Try it —
With no addition or omission, return the entries below.

Data for this exercise —
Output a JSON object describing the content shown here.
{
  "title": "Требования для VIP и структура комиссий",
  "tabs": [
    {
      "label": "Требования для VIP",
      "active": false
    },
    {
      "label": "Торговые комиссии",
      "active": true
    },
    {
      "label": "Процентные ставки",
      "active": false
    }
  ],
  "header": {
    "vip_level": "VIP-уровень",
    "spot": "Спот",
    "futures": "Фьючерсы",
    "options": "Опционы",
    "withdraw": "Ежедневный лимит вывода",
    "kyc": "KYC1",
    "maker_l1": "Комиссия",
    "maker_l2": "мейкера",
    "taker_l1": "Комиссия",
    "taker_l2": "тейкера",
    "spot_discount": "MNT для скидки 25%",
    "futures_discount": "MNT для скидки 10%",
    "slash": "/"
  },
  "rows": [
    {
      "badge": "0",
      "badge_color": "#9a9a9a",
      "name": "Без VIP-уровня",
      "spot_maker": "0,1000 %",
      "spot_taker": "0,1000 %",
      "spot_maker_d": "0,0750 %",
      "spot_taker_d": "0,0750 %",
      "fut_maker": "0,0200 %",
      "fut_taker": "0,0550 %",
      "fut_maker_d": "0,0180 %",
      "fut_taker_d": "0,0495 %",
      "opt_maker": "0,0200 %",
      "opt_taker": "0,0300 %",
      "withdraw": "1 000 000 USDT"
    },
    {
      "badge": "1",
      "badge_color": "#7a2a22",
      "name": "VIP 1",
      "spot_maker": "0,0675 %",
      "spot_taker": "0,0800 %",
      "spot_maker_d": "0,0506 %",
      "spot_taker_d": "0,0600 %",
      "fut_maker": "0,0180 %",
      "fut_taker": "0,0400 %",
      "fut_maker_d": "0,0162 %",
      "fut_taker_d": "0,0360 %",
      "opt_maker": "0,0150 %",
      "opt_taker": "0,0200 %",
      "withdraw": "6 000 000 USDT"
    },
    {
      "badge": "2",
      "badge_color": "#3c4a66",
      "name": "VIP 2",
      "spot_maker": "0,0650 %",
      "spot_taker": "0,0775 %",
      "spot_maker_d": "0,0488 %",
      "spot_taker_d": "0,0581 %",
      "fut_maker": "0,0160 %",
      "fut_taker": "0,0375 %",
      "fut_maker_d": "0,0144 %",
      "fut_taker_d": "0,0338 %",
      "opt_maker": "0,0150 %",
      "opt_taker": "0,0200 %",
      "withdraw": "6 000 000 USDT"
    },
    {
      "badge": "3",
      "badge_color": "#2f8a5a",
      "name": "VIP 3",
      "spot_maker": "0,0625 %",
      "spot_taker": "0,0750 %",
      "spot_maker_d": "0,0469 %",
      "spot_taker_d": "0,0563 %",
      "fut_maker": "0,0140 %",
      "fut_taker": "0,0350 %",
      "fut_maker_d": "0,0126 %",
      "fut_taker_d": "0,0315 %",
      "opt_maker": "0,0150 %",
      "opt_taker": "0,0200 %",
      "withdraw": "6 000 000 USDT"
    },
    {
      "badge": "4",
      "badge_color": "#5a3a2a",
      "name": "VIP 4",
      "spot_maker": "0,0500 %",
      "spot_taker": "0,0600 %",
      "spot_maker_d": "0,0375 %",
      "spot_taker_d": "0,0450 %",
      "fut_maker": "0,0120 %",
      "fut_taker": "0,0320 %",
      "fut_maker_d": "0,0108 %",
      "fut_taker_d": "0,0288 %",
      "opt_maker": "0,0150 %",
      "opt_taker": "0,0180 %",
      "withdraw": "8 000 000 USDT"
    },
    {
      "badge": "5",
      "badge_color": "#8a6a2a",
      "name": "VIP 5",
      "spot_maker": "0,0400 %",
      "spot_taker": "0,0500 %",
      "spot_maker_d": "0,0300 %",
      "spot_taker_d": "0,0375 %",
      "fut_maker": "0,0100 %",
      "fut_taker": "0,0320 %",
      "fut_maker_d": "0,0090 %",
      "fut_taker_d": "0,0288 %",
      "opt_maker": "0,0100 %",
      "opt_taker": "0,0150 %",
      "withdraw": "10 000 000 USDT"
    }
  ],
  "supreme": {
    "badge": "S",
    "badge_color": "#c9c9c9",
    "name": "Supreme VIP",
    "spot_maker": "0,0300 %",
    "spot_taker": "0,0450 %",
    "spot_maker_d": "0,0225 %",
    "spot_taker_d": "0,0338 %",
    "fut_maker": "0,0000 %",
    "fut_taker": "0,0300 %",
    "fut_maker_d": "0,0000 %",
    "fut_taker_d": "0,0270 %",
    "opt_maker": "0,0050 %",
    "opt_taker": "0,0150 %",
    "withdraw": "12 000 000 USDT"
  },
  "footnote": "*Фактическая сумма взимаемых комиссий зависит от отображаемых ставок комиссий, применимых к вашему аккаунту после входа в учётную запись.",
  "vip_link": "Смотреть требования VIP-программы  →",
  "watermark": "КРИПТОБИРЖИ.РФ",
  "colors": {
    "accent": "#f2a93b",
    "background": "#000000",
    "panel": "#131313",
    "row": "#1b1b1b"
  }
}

Solution to this exercise —
Output a JSON object describing the content shown here.
{
  "title": "Требования для VIP и структура комиссий",
  "tabs": [
    {
      "label": "Требования для VIP",
      "active": false
    },
    {
      "label": "Торговые комиссии",
      "active": true
    },
    {
      "label": "Процентные ставки",
      "active": false
    }
  ],
  "header": {
    "vip_level": "VIP-уровень",
    "spot": "Спот",
    "futures": "Фьючерсы",
    "options": "Опционы",
    "withdraw": "Ежедневный лимит вывода",
    "kyc": "KYC1",
    "maker_l1": "Комиссия",
    "maker_l2": "мейкера",
    "taker_l1": "Комиссия",
    "taker_l2": "тейкера",
    "spot_discount": "MNT для скидки 25%",
    "futures_discount": "MNT для скидки 10%",
    "slash": "/"
  },
  "rows": [
    {
      "badge": "0",
      "badge_color": "#9a9a9a",
      "name": "Без VIP-уровня",
      "spot_maker": "0,1000 %",
      "spot_taker": "0,1000 %",
      "spot_maker_d": "0,0750 %",
      "spot_taker_d": "0,0750 %",
      "fut_maker": "0,0200 %",
      "fut_taker": "0,0550 %",
      "fut_maker_d": "0,0180 %",
      "fut_taker_d": "0,0495 %",
      "opt_maker": "0,0200 %",
      "opt_taker": "0,0300 %",
      "withdraw": "1 000 000 USDT"
    },
    {
      "badge": "1",
      "badge_color": "#7a2a22",
      "name": "VIP 1",
      "spot_maker": "0,0675 %",
      "spot_taker": "0,0800 %",
      "spot_maker_d": "0,0506 %",
      "spot_taker_d": "0,0600 %",
      "fut_maker": "0,0180 %",
      "fut_taker": "0,0400 %",
      "fut_maker_d": "0,0162 %",
      "fut_taker_d": "0,0360 %",
      "opt_maker": "0,0150 %",
      "opt_taker": "0,0200 %",
      "withdraw": "6 000 000 USDT"
    },
    {
      "badge": "2",
      "badge_color": "#3c4a66",
      "name": "VIP 2",
      "spot_maker": "0,0650 %",
      "spot_taker": "0,0775 %",
      "spot_maker_d": "0,0488 %",
      "spot_taker_d": "0,0581 %",
      "fut_maker": "0,0160 %",
      "fut_taker": "0,0375 %",
      "fut_maker_d": "0,0144 %",
      "fut_taker_d": "0,0338 %",
      "opt_maker": "0,0150 %",
      "opt_taker": "0,0200 %",
      "withdraw": "6 000 000 USDT"
    },
    {
      "badge": "3",
      "badge_color": "#2f8a5a",
      "name": "VIP 3",
      "spot_maker": "0,0625 %",
      "spot_taker": "0,0750 %",
      "spot_maker_d": "0,0469 %",
      "spot_taker_d": "0,0563 %",
      "fut_maker": "0,0140 %",
      "fut_taker": "0,0350 %",
      "fut_maker_d": "0,0126 %",
      "fut_taker_d": "0,0315 %",
      "opt_maker": "0,0150 %",
      "opt_taker": "0,0200 %",
      "withdraw": "6 000 000 USDT"
    },
    {
      "badge": "4",
      "badge_color": "#5a3a2a",
      "name": "VIP 4",
      "spot_maker": "0,0500 %",
      "spot_taker": "0,0600 %",
      "spot_maker_d": "0,0375 %",
      "spot_taker_d": "0,0450 %",
      "fut_maker": "0,0120 %",
      "fut_taker": "0,0320 %",
      "fut_maker_d": "0,0108 %",
      "fut_taker_d": "0,0288 %",
      "opt_maker": "0,0150 %",
      "opt_taker": "0,0180 %",
      "withdraw": "8 000 000 USDT"
    },
    {
      "badge": "5",
      "badge_color": "#8a6a2a",
      "name": "VIP 5",
      "spot_maker": "0,0400 %",
      "spot_taker": "0,0500 %",
      "spot_maker_d": "0,0300 %",
      "spot_taker_d": "0,0375 %",
      "fut_maker": "0,0100 %",
      "fut_taker": "0,0320 %",
      "fut_maker_d": "0,0090 %",
      "fut_taker_d": "0,0288 %",
      "opt_maker": "0,0100 %",
      "opt_taker": "0,0150 %",
      "withdraw": "10 000 000 USDT"
    }
  ],
  "supreme": {
    "badge": "S",
    "badge_color": "#c9c9c9",
    "name": "Supreme VIP",
    "spot_maker": "0,0300 %",
    "spot_taker": "0,0450 %",
    "spot_maker_d": "0,0225 %",
    "spot_taker_d": "0,0338 %",
    "fut_maker": "0,0000 %",
    "fut_taker": "0,0300 %",
    "fut_maker_d": "0,0000 %",
    "fut_taker_d": "0,0270 %",
    "opt_maker": "0,0050 %",
    "opt_taker": "0,0150 %",
    "withdraw": "12 000 000 USDT"
  },
  "footnote": "*Фактическая сумма взимаемых комиссий зависит от отображаемых ставок комиссий, применимых к вашему аккаунту после входа в учётную запись.",
  "vip_link": "Смотреть требования VIP-программы  →",
  "watermark": "КРИПТОБИРЖИ.РФ",
  "colors": {
    "accent": "#f2a93b",
    "background": "#000000",
    "panel": "#131313",
    "row": "#1b1b1b"
  }
}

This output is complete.